Review: Richard III8:48, 26th March 2019
Richard III is one of Shakespeare’s most notorious villains, and in this touring production from Headlong, directed by John Haidar, Tom Mothersdale’s ‘bunch-back’d toad’ self-congratulates gleefully in asides to the audience as he violently tricks, lies and manipulates his way to power. The physical deformities adopted by Mothersdale do indeed render him spider-like, and also shorter than every other character he encounters so that, while he is menacing, his childlike weakness and desire for approval (whether that should manifest itself in love from women or love from the audience) is a constant undercurrent.

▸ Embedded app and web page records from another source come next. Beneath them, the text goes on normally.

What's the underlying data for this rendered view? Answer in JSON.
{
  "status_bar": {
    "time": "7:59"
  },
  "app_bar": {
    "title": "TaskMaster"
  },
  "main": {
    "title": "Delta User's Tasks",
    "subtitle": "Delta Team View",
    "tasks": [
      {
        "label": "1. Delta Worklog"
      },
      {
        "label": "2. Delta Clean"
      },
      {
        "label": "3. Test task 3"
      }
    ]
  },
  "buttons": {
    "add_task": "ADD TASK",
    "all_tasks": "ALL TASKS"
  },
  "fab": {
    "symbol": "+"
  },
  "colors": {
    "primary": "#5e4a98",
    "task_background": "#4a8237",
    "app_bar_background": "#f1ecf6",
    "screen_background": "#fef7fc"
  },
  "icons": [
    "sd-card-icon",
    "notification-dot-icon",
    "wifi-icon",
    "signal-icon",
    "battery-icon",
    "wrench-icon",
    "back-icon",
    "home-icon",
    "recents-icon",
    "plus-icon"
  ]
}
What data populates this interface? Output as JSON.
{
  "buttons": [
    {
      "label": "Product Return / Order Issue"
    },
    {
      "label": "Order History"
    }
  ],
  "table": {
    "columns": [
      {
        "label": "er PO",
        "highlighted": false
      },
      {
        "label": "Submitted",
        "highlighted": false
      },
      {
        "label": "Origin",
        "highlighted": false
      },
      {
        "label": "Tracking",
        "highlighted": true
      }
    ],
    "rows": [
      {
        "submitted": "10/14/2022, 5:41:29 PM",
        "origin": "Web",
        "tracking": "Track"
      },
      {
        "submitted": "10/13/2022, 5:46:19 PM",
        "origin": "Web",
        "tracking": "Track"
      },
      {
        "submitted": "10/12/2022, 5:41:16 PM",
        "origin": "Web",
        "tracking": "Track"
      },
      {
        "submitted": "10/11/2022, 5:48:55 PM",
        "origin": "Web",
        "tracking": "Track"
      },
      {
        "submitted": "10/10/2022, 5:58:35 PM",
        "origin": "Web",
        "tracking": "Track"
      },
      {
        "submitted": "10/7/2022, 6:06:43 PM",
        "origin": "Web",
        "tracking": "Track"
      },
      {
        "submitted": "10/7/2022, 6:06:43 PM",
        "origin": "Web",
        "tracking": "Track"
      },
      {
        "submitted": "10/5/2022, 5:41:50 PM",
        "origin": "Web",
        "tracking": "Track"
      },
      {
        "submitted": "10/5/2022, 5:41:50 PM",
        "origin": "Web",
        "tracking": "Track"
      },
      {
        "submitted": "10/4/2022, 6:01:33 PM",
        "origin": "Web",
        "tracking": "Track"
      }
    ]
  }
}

At the newly reopened theatre in Alexandra Palace, where I saw the production, the sheer size of the venue somewhat dwarfs Chiara Stephenson’s design. The touring set will fit beautifully in other venues: must, for example, have brought a real intensity at the Bristol Old Vic, to which it returns later in its run, but in this incredibly high-ceilinged, 900-seat space much of the claustrophobia dissipates into the air. Having said this, the design itself is very successful, with two-way mirrors set in a horseshoe focussing the beam of the action on a central point which is occupied throughout the first half by an ever-descending crown, found after the interval on Richard’s head.
Sound design, by George Dennis, is also used to great effect: a ticking intensifies at points in the plot which creates a terrible sense of the inevitable, first of Richard’s rise, then of his fall; and Elliot Griggs’ lighting which largely avoids the mirrors in the first half, focusing a beam for the most part on the central hanging crown, is used to great effect in the second half to back-light a realm beyond-the-living behind the mirrors, where the increasing number of Richard’s dead enemies and perceived threats gather to stare him out as his confidence and sanity slip away.
Besides Mothersdale, there are strong performances from Stefan Adegbola as a preening Buckingham, making a grave error of judgement in trusting a man whose only loyalty is to himself, and Michael Matus, as Edward and later Stanley: his final speech as Edward building beautifully in passion until he is struck down by a heart attack, and his quiet uncertainty and mistrust of Richard underpinning his whole performance as Stanley until, inevitably, he switches sides in the Battle of Bosworth.
The production will continue to tour, returning to the Bristol Old Vic before visiting the Cambridge Arts Theatre; Home, Manchester; Oxford Playhouse; and Royal & Derngate, Northampton, closing on 25 May.